More importantly, prosecutors will do with Taveras what DOJ did with Cassidy Hutchinson after she described that Stefan Passantino was discouraging her from being all that forthcoming: ask more about the nature of that legal arrangement. They may also ask about Susie Wiles’ role in it (which is also laid out in the WaPo article), which also came up in even Hutchinson’s publicly released testimony about these matters.
And Wiles, of course, is not only the person arranging all this conflicted legal representation for people and now running Trump’s campaign, but she’s also someone who has been involved in the use of the documents; she is also reportedly the person to whom Trump showed a classified document in Bedminster she was not cleared to see.
It’s not just that Trump is spending more on lawyers than he is taking in. But he’s spending on lawyers whose conflicts make this entire scheme a fragile game of jenga.
One that may have started to fall apart.
Update: Trump Employee 5 in the superseding indictment must also have given testimony, which may also be fairly recent. Given that he’s the kind of person who’d be consulted about loyalty, he presumably also was part of the in-house lawyering team.
Update: NYT has their own version of this preemptive limited hangout of Trump’s financial shell game. It mentions the potential legal problem with using funds raised for election security to pay lawyers, but steers clear of the ongoing investigation into it.
The PAC was the entity in which Mr. Trump had parked the more than $100 million raised when he sought small-dollar donations after losing the 2020 election. Mr. Trump claimed he needed the support to fight widespread fraud in the race. Officials, including some with his campaign, turned up no evidence of widespread fraud.
Mr. Trump used some of that $100 million for other politicians and political activities in 2022, but he also used it to pay more than $16 million in legal fees, most of them related to investigations into him, and at least $10 million of which was for his own personal fees.
Save America began 2023 with just $18 million in cash on hand, which is less than half of what was spent on legal bills this year.
Campaign finance experts are divided on whether Mr. Trump is even able to continue to use the PAC to pay for his personal legal bills, as he became a candidate last November.
Update: CNN has confirmed the timeline: Taveras got a target letter after the first indictment, then ditched Woodward, then testified.
Yuscil Taveras, a Mar-a-Lago employee who oversees the property’s surveillance cameras, received a target letter from federal prosecutors after former President Donald Trump was first indicted in June on charges related to his alleged mishandling of classified documents after leaving office, sources told CNN.
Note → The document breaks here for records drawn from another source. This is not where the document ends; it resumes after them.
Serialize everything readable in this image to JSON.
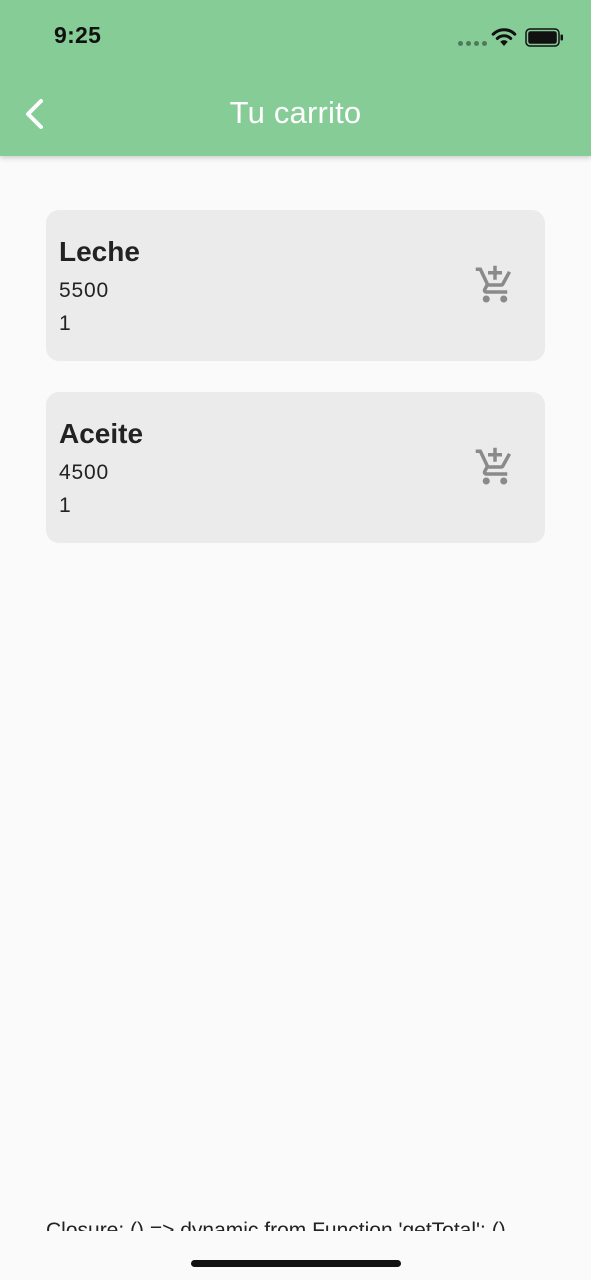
{
  "status_bar": {
    "time": "9:25",
    "icons": [
      "cellular-dots-icon",
      "wifi-icon",
      "battery-icon"
    ]
  },
  "header": {
    "title": "Tu carrito",
    "back_icon": "chevron-left-icon"
  },
  "cart": {
    "items": [
      {
        "name": "Leche",
        "price": "5500",
        "quantity": "1",
        "action_icon": "add-shopping-cart-icon"
      },
      {
        "name": "Aceite",
        "price": "4500",
        "quantity": "1",
        "action_icon": "add-shopping-cart-icon"
      }
    ]
  },
  "footer": {
    "text": "Closure: () => dynamic from Function 'getTotal': ()"
  },
  "colors": {
    "appbar": "#86cc97",
    "card": "#ebebeb",
    "background": "#fafafa",
    "icon": "#8a8a8a"
  }
}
After receiving the target letter, Taveras changed lawyers because his attorney, Stan Woodward, also represented Nauta, which presented a conflict, sources said.
Update: Added two more Woodward clients.
Update: Added another Woodward client.